Have you ever gotten creative with your clothing? ¬†I certainly have. ¬†Tonight was just an average ‘work with what you’ve got’ kind of night with clothes. ¬†For tomorrow, I’d chosen to wear an Indian tunic – I think the actual name might be¬†kurta, but I’m not sure. ¬†However, I don’t have any pants or leggings that really go with the colors of it, and black is totally not an option, because its bright colors are just too happy for black.

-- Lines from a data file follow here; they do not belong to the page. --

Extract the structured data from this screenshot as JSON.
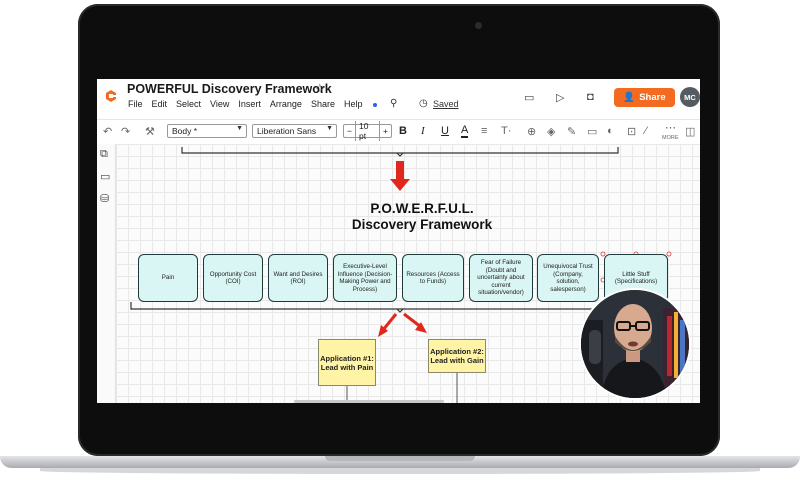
{
  "app": {
    "doc_title": "POWERFUL Discovery Framework",
    "menu": [
      "File",
      "Edit",
      "Select",
      "View",
      "Insert",
      "Arrange",
      "Share",
      "Help"
    ],
    "saved_label": "Saved",
    "share_label": "Share",
    "avatar_initials": "MC",
    "accent_color": "#f26b21"
  },
  "toolbar": {
    "style_value": "Body *",
    "font_value": "Liberation Sans",
    "font_size": "10 pt",
    "minus": "−",
    "plus": "+",
    "bold": "B",
    "italic": "I",
    "underline": "U",
    "text_color": "A",
    "more_label": "MORE"
  },
  "diagram": {
    "title_line1": "P.O.W.E.R.F.U.L.",
    "title_line2": "Discovery Framework",
    "stages": [
      "Pain",
      "Opportunity Cost (COI)",
      "Want and Desires (ROI)",
      "Executive-Level Influence (Decision-Making Power and Process)",
      "Resources (Access to Funds)",
      "Fear of Failure (Doubt and uncertainty about current situation/vendor)",
      "Unequivocal Trust (Company, solution, salesperson)",
      "Little Stuff (Specifications)"
    ],
    "applications": [
      "Application #1: Lead with Pain",
      "Application #2: Lead with Gain"
    ],
    "stage_color": "#d9f5f4",
    "application_color": "#fff3a6",
    "arrow_color": "#e0281c"
  }
}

So, I asked my mom if she had any leggings or pants I could wear with the top. ¬†At first, she brought me Vietnamese yellow pants, which almost look Indian, but the color combined with the style was just not passable. ¬†The tunic is a sort of reddish pink, with orange and green embroidery and stitching. ¬†Bright yellow, baggy pants just weren’t the look I was going for. ¬†I wanted the focus to be the top, not the bottoms. ¬†I will wear said pants, however, on a different occasion, you can be sure.

After checking greens and purples, all to no avail, my mom brings in a skirt that is the exact color of the green embroidery and stitching of the tunic. ¬†The fabric is different, but the color is darn near exact. ¬†“But it’s a skirt,” I declared and repeated, somewhat laughing. ¬†I tried it on. ¬†My mom said it looked all right, but it totally was not the look I’d wanted. ¬†‘This is what we call “cultural¬†confusion”… ¬†I was going for “cultural¬†fusion.”‘

We both laughed and stared at the perfect match of color and utter clash of styles.

And then I saw it. ¬†“Aha!” ¬†I bent over and grabbed the center of the skirt, both the front and back of it, through my legs. ¬†As I stood up, my mom knew exactly what I was doing.

Five minutes later, we had it. ¬†I eventually had to take it off and turn it inside out to make it all balance properly, but we knew it would work after the second knot I made while still wearing it. ¬†We tied the skirt in a few places in the center to give the illusion of one type of traditional Indian pants (think Indian yoga pants), and it worked marvelously. ¬†No, they don’t look exactly like the real thing, but they do look like what I’d wanted: cultural fusion and fabulous.

I wonder how it will go off tomorrow, in a world of latino heritage. ¬†I look forward to the opportunity to respond to something like, ‘Cool pants!’ with a, ‘Oh, thanks. ¬†I’m not wearing any.’ ¬†Or something silly like that. ¬†We’ll see. ¬†Whatever the case, though, I’ll be in an outfit that I love and that has been created with love from me and my mom. ¬†I think that’s the best part, as usual, of course.


P.S. ¬†I’ll see if I can get a photo of it all tomorrow at some point.

P.P.S. ¬†Okay, so it turned out that I wore the yellow pants to bed, because it was so cold, and they were soft and comfortable. ¬†Not what I’d had in mind when I considered wearing them soon, but oh, well… ¬†ūüėõ

Post-a-day 2017